**Records to process:**
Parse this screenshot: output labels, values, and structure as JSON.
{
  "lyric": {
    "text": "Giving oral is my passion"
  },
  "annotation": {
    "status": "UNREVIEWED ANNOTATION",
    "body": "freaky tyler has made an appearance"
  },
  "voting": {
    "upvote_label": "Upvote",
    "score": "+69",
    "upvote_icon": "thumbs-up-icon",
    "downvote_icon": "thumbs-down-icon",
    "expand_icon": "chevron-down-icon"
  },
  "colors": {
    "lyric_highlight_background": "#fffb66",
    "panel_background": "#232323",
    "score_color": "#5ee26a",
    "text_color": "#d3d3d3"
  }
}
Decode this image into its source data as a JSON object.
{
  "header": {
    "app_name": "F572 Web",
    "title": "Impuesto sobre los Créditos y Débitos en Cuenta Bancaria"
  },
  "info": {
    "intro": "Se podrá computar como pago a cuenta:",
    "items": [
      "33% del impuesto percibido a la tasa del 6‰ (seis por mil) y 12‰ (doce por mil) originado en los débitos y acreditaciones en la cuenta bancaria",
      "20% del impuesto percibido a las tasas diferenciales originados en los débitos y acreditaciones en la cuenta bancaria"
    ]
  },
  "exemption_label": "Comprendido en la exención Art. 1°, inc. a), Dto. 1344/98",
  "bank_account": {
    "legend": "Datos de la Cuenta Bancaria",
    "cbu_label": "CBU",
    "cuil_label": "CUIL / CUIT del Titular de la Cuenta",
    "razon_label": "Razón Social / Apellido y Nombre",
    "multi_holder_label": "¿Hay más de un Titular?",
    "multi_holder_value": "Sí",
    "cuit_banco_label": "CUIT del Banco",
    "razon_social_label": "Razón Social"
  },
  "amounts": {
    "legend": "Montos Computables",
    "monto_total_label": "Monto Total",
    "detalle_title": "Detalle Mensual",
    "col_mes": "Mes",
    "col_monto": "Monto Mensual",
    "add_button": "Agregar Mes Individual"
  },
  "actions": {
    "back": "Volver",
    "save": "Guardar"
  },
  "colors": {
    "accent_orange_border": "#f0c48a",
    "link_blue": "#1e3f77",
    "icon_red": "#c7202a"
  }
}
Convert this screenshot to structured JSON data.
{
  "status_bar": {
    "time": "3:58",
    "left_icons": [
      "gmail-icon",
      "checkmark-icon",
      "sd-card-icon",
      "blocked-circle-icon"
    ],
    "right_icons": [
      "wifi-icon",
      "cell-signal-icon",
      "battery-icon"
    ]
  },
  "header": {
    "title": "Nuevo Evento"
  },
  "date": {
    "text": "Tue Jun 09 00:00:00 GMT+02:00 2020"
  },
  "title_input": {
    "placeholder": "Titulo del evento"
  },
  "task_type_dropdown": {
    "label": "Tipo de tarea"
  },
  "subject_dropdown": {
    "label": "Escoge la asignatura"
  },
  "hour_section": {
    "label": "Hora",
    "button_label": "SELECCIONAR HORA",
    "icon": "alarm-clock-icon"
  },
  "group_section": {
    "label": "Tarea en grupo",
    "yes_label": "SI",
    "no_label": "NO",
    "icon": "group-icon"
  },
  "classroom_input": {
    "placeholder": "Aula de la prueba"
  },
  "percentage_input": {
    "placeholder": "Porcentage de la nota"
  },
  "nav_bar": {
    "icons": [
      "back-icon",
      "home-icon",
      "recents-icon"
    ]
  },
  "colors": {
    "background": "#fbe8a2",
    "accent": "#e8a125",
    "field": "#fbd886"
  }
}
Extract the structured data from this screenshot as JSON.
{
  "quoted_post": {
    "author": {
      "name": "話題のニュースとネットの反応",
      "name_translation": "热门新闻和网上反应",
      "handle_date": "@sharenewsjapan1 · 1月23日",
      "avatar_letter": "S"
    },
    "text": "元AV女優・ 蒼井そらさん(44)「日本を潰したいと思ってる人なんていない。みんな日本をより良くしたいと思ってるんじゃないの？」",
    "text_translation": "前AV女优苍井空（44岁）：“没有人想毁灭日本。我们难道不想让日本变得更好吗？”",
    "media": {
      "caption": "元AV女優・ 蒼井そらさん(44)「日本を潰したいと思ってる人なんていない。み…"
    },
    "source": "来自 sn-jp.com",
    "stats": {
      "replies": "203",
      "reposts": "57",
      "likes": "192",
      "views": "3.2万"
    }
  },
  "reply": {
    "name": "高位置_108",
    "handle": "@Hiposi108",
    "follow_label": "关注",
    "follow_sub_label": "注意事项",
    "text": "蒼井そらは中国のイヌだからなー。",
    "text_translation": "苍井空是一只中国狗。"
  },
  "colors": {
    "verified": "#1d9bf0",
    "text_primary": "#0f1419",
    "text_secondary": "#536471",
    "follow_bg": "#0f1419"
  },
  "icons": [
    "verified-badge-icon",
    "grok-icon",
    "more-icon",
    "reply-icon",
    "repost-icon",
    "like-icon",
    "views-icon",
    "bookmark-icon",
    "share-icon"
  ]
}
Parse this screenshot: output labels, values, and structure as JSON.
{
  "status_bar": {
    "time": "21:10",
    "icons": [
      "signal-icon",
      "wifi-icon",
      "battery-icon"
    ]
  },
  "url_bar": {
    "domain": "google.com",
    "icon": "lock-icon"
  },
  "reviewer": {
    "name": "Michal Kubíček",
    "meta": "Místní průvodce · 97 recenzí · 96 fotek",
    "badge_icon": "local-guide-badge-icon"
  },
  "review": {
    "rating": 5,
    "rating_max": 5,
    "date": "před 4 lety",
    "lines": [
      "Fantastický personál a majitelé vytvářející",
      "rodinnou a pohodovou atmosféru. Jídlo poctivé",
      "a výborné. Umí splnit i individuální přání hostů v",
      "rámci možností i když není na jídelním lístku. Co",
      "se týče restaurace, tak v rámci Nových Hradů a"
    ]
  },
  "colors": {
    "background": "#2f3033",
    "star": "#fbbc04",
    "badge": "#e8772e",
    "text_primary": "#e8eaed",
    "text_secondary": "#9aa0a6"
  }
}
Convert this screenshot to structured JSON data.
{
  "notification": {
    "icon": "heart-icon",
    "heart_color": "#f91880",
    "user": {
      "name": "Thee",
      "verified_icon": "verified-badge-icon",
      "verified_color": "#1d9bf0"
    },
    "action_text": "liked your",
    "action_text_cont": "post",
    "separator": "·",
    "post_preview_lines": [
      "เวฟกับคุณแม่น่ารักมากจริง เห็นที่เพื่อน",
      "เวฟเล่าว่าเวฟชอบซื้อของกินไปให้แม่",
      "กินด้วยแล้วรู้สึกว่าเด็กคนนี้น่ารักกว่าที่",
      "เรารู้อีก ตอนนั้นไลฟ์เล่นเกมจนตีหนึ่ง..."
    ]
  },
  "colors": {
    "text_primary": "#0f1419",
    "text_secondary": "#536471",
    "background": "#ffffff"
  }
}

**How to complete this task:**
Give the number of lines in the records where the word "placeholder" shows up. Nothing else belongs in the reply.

**Written response:**
3